(Data extracted from a collection)
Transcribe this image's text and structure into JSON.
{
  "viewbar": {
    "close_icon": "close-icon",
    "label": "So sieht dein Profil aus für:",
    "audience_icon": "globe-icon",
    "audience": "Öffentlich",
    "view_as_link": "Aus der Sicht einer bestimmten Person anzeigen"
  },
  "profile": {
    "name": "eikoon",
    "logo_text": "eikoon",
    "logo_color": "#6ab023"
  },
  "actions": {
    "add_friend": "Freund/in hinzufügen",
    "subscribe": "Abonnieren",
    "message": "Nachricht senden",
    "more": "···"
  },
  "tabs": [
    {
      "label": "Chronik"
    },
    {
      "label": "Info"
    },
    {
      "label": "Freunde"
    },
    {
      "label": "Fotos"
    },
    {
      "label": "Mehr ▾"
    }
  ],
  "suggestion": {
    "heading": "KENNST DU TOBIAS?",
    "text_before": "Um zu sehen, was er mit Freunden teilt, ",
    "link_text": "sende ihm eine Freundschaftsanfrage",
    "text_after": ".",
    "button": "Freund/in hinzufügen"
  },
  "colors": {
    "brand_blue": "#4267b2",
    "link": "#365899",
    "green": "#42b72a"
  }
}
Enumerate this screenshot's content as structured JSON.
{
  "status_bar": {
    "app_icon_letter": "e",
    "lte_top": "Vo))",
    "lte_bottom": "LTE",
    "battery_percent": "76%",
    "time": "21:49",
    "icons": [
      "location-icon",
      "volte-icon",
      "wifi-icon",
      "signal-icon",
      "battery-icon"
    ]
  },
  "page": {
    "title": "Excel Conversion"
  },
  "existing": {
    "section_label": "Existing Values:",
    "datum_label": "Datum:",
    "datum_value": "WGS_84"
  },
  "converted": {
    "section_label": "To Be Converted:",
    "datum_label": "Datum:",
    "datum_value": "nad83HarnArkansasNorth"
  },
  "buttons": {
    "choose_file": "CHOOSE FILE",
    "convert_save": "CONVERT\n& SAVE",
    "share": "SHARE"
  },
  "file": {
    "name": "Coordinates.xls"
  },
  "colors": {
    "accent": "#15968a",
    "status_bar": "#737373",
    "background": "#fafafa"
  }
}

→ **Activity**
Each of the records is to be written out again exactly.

→ **Completed exercise**
Transcribe this image's text and structure into JSON.
{
  "viewbar": {
    "close_icon": "close-icon",
    "label": "So sieht dein Profil aus für:",
    "audience_icon": "globe-icon",
    "audience": "Öffentlich",
    "view_as_link": "Aus der Sicht einer bestimmten Person anzeigen"
  },
  "profile": {
    "name": "eikoon",
    "logo_text": "eikoon",
    "logo_color": "#6ab023"
  },
  "actions": {
    "add_friend": "Freund/in hinzufügen",
    "subscribe": "Abonnieren",
    "message": "Nachricht senden",
    "more": "···"
  },
  "tabs": [
    {
      "label": "Chronik"
    },
    {
      "label": "Info"
    },
    {
      "label": "Freunde"
    },
    {
      "label": "Fotos"
    },
    {
      "label": "Mehr ▾"
    }
  ],
  "suggestion": {
    "heading": "KENNST DU TOBIAS?",
    "text_before": "Um zu sehen, was er mit Freunden teilt, ",
    "link_text": "sende ihm eine Freundschaftsanfrage",
    "text_after": ".",
    "button": "Freund/in hinzufügen"
  },
  "colors": {
    "brand_blue": "#4267b2",
    "link": "#365899",
    "green": "#42b72a"
  }
}
Enumerate this screenshot's content as structured JSON.
{
  "status_bar": {
    "app_icon_letter": "e",
    "lte_top": "Vo))",
    "lte_bottom": "LTE",
    "battery_percent": "76%",
    "time": "21:49",
    "icons": [
      "location-icon",
      "volte-icon",
      "wifi-icon",
      "signal-icon",
      "battery-icon"
    ]
  },
  "page": {
    "title": "Excel Conversion"
  },
  "existing": {
    "section_label": "Existing Values:",
    "datum_label": "Datum:",
    "datum_value": "WGS_84"
  },
  "converted": {
    "section_label": "To Be Converted:",
    "datum_label": "Datum:",
    "datum_value": "nad83HarnArkansasNorth"
  },
  "buttons": {
    "choose_file": "CHOOSE FILE",
    "convert_save": "CONVERT\n& SAVE",
    "share": "SHARE"
  },
  "file": {
    "name": "Coordinates.xls"
  },
  "colors": {
    "accent": "#15968a",
    "status_bar": "#737373",
    "background": "#fafafa"
  }
}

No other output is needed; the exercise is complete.